● **Task objective**
The answer is a single number: the count of lines in the records below that contain the word "emails".
......
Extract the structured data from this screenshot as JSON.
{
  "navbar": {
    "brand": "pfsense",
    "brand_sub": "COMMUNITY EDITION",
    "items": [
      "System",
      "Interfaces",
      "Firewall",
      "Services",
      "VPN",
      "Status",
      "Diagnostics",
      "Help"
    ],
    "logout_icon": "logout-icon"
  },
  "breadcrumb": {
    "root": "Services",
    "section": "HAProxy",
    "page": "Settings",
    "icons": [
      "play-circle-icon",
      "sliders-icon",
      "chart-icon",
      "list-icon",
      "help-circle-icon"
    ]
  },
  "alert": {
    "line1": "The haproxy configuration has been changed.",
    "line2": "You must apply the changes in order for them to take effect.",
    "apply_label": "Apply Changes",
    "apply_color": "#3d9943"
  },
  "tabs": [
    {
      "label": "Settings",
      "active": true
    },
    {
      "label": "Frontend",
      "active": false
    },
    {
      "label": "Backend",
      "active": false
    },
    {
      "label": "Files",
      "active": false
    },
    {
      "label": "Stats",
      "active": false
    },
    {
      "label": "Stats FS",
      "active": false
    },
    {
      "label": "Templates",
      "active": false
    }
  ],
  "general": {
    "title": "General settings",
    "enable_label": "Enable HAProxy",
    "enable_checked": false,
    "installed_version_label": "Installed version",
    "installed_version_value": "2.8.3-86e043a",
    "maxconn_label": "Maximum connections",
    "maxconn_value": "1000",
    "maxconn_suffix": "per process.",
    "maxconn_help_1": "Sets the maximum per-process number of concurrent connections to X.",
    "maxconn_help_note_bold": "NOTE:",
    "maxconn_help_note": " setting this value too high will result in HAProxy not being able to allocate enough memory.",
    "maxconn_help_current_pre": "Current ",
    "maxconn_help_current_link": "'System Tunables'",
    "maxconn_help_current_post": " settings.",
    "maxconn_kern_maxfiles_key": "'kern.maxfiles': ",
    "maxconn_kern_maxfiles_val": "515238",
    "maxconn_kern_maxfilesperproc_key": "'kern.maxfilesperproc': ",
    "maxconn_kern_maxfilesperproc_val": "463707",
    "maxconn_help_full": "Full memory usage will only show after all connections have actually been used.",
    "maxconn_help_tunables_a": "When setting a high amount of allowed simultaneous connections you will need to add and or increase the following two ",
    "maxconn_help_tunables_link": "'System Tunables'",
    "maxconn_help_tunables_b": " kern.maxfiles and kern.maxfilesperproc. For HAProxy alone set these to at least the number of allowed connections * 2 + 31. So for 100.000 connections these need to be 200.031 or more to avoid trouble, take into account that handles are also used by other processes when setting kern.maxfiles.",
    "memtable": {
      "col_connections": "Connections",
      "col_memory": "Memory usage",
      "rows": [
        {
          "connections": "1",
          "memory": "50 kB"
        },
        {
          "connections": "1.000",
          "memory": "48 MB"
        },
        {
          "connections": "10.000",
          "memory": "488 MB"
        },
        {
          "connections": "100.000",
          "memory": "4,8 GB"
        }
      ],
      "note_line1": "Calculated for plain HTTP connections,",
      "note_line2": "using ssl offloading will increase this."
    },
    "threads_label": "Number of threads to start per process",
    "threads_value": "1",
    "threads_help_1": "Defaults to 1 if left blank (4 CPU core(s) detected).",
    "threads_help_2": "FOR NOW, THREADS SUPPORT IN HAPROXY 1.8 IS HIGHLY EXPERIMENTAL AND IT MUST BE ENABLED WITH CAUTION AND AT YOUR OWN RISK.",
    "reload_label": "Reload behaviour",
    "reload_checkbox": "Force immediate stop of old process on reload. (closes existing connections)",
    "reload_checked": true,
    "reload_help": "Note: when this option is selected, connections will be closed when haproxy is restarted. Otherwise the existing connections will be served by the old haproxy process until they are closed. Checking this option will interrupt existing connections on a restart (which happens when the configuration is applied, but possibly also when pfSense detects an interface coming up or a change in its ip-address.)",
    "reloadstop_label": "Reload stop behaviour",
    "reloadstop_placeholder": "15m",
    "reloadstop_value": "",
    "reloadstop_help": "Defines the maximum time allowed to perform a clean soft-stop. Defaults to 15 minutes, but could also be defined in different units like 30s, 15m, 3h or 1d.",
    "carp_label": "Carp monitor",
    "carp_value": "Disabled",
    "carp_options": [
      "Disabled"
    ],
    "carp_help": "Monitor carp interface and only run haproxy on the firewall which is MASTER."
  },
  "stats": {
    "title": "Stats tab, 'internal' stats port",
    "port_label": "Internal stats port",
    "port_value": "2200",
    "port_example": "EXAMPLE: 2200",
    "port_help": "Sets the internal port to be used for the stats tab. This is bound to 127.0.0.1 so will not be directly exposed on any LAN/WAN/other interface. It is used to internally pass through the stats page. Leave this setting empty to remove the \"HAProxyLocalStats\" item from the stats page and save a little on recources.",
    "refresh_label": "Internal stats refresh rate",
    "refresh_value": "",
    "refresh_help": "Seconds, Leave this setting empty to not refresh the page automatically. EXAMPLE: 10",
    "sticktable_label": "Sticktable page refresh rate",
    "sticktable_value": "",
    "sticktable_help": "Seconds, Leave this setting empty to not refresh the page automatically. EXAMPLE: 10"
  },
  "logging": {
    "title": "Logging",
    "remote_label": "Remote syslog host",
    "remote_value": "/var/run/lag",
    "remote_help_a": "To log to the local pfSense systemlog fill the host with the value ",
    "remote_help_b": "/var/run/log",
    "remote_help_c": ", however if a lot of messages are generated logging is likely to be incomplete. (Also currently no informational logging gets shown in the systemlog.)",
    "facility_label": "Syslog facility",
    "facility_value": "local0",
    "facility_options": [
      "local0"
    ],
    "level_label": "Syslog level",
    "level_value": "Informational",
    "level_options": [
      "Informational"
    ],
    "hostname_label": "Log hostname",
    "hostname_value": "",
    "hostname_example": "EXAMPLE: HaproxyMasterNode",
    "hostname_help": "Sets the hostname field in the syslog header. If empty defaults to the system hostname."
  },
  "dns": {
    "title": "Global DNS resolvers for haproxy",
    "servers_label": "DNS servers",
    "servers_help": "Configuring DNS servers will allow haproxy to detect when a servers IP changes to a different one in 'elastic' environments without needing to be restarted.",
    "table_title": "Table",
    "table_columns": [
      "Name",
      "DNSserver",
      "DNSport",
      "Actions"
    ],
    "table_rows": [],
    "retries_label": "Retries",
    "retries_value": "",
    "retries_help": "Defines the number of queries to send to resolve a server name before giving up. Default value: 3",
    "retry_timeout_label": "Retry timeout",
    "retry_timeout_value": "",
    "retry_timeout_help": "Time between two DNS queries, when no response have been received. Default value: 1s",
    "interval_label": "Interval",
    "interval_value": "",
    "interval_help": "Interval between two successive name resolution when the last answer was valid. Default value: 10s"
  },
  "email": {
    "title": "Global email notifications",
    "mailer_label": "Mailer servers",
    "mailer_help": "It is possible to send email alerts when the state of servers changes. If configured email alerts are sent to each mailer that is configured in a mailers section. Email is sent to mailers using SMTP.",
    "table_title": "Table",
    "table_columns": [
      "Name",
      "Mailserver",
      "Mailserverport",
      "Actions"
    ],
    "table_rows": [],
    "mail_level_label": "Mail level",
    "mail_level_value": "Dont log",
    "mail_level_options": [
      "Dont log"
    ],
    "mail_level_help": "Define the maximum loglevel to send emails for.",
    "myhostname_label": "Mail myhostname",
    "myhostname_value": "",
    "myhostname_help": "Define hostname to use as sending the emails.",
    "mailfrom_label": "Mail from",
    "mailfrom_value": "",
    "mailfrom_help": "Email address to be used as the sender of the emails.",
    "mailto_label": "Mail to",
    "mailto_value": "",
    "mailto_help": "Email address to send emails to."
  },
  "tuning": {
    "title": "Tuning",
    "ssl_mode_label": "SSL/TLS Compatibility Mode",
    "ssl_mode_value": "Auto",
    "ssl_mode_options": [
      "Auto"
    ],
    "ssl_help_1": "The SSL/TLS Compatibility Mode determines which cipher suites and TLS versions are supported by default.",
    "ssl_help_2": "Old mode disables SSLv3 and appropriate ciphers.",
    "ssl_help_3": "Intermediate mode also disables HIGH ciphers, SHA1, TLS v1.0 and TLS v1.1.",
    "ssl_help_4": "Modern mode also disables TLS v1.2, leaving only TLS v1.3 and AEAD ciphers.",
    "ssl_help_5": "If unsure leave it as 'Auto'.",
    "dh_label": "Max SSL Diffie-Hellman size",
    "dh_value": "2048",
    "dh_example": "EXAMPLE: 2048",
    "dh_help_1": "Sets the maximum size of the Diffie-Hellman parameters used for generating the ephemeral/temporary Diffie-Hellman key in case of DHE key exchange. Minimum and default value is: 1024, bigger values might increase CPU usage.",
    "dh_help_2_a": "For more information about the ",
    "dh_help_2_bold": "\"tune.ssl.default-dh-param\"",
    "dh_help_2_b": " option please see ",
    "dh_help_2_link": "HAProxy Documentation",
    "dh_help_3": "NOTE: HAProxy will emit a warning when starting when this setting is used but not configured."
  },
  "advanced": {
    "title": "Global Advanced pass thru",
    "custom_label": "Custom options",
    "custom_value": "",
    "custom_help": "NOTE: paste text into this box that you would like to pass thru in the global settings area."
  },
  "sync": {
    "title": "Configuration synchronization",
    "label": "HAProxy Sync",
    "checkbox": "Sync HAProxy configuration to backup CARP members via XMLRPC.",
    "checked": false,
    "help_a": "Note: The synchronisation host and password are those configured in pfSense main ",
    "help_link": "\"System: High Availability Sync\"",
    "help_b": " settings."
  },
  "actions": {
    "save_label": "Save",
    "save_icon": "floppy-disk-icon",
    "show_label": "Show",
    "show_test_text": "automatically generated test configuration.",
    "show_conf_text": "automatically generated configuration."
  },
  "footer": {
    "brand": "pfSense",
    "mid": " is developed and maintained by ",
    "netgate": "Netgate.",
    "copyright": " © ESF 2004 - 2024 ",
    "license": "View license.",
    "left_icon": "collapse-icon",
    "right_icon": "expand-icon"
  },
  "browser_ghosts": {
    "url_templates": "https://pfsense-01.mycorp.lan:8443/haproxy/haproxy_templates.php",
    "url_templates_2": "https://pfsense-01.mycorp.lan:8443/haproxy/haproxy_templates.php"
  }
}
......
● **Written reply**
4